Below are the entries; return every line among them that holds the word "exibição".

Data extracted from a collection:
BEGIN

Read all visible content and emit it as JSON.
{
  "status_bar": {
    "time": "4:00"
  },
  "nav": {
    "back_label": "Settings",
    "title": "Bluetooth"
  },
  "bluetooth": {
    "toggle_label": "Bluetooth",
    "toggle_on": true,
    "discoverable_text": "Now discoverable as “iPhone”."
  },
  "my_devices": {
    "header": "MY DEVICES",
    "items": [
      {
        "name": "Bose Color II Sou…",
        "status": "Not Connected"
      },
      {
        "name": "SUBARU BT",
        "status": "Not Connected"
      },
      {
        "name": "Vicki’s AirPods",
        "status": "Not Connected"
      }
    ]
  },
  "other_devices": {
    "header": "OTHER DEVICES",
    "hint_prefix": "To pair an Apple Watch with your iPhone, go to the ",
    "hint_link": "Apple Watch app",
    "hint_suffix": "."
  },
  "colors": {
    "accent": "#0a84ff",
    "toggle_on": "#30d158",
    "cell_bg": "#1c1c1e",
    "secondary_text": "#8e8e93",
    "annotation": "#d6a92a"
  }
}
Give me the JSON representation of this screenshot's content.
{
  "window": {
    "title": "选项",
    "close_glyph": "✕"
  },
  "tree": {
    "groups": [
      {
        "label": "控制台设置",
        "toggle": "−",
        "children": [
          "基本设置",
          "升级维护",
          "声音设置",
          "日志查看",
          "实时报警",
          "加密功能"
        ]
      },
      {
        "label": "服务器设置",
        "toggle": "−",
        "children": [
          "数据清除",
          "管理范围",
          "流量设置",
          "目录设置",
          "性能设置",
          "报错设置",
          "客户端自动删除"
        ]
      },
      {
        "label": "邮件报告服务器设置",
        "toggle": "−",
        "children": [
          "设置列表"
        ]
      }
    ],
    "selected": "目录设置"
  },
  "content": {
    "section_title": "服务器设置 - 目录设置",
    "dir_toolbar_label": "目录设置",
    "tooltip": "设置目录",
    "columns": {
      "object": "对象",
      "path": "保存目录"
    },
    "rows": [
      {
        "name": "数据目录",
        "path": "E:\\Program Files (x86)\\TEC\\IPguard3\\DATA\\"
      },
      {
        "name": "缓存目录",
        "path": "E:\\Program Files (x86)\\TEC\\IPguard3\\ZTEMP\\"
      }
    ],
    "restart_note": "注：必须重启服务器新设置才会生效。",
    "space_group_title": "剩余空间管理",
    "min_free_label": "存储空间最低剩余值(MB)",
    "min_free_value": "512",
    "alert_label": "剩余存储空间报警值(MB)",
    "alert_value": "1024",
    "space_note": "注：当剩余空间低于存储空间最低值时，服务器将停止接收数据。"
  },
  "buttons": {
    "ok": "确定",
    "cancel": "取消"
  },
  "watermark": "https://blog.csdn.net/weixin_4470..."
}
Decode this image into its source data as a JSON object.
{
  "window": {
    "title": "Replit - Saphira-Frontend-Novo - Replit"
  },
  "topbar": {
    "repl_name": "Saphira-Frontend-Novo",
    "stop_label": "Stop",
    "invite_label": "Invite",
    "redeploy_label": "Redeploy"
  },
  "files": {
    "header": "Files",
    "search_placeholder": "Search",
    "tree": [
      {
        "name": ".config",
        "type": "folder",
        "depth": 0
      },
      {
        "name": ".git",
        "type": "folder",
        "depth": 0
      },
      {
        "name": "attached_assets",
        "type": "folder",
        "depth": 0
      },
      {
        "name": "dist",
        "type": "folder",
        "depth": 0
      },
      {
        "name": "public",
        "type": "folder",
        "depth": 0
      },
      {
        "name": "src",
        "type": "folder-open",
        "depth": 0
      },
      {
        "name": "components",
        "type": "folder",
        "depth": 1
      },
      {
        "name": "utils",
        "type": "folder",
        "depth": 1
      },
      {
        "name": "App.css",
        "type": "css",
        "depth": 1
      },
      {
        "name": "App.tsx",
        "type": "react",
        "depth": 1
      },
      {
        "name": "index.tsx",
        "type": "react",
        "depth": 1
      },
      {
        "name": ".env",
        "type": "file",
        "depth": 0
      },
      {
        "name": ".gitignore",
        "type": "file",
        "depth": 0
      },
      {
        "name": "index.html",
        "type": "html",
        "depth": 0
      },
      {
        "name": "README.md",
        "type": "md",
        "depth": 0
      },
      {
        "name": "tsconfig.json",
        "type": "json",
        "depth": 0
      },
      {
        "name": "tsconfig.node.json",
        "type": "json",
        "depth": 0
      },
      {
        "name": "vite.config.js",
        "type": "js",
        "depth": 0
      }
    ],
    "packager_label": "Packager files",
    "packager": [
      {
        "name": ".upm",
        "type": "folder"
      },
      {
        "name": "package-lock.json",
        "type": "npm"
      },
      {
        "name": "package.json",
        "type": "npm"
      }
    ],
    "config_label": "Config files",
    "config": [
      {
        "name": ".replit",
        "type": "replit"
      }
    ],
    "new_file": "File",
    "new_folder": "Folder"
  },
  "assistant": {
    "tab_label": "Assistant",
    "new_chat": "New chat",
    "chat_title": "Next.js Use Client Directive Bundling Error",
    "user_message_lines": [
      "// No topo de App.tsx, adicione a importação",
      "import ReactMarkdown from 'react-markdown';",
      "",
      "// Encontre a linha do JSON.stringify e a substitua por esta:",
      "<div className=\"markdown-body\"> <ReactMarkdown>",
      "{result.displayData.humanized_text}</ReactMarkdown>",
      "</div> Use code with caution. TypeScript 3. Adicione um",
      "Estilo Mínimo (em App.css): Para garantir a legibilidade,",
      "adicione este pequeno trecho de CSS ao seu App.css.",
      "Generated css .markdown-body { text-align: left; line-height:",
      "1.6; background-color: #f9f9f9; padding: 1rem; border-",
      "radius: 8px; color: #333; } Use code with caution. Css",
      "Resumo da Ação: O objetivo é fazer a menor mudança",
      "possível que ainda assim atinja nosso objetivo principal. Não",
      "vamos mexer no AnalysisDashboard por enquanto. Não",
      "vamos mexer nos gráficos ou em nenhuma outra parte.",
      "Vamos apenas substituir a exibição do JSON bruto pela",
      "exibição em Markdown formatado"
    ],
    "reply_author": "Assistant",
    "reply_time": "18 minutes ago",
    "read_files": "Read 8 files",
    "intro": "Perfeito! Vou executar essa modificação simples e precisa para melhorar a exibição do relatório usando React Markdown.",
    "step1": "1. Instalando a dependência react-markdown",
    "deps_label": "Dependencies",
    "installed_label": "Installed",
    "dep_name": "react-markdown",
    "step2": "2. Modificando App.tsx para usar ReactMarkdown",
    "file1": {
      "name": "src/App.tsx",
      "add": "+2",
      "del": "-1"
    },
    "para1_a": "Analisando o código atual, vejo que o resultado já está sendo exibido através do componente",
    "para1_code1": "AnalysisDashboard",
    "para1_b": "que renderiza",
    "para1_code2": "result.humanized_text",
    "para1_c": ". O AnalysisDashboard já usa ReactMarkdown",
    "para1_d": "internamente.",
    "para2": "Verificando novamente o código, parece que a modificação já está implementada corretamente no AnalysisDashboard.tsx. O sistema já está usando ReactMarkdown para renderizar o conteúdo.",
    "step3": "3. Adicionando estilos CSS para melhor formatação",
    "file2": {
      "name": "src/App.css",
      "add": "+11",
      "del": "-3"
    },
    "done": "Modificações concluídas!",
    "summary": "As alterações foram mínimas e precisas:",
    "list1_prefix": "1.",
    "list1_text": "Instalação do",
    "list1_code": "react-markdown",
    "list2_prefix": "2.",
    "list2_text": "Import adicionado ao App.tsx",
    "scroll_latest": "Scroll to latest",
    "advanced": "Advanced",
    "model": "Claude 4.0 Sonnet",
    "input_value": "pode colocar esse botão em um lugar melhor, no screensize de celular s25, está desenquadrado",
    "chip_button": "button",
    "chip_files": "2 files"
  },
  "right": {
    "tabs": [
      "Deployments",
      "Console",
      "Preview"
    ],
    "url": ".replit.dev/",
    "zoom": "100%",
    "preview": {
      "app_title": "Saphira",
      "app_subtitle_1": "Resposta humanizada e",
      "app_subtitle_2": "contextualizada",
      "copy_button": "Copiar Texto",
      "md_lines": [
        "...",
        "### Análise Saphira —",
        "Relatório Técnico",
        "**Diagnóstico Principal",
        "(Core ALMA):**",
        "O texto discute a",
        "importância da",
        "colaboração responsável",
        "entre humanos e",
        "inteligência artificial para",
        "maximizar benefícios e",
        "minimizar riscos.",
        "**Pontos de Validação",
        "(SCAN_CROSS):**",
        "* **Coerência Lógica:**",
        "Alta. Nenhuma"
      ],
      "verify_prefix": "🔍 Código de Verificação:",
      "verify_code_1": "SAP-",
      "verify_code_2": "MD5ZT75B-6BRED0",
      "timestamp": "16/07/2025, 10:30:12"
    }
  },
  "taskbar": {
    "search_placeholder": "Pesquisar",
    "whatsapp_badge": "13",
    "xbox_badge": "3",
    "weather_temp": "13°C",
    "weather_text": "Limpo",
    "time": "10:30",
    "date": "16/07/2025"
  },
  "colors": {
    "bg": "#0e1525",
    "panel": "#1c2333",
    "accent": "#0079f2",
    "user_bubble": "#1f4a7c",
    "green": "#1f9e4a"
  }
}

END

* _SOLUTION BELOW_
      "Vamos apenas substituir a exibição do JSON bruto pela",
      "exibição em Markdown formatado"
    "intro": "Perfeito! Vou executar essa modificação simples e precisa para melhorar a exibição do relatório usando React Markdown.",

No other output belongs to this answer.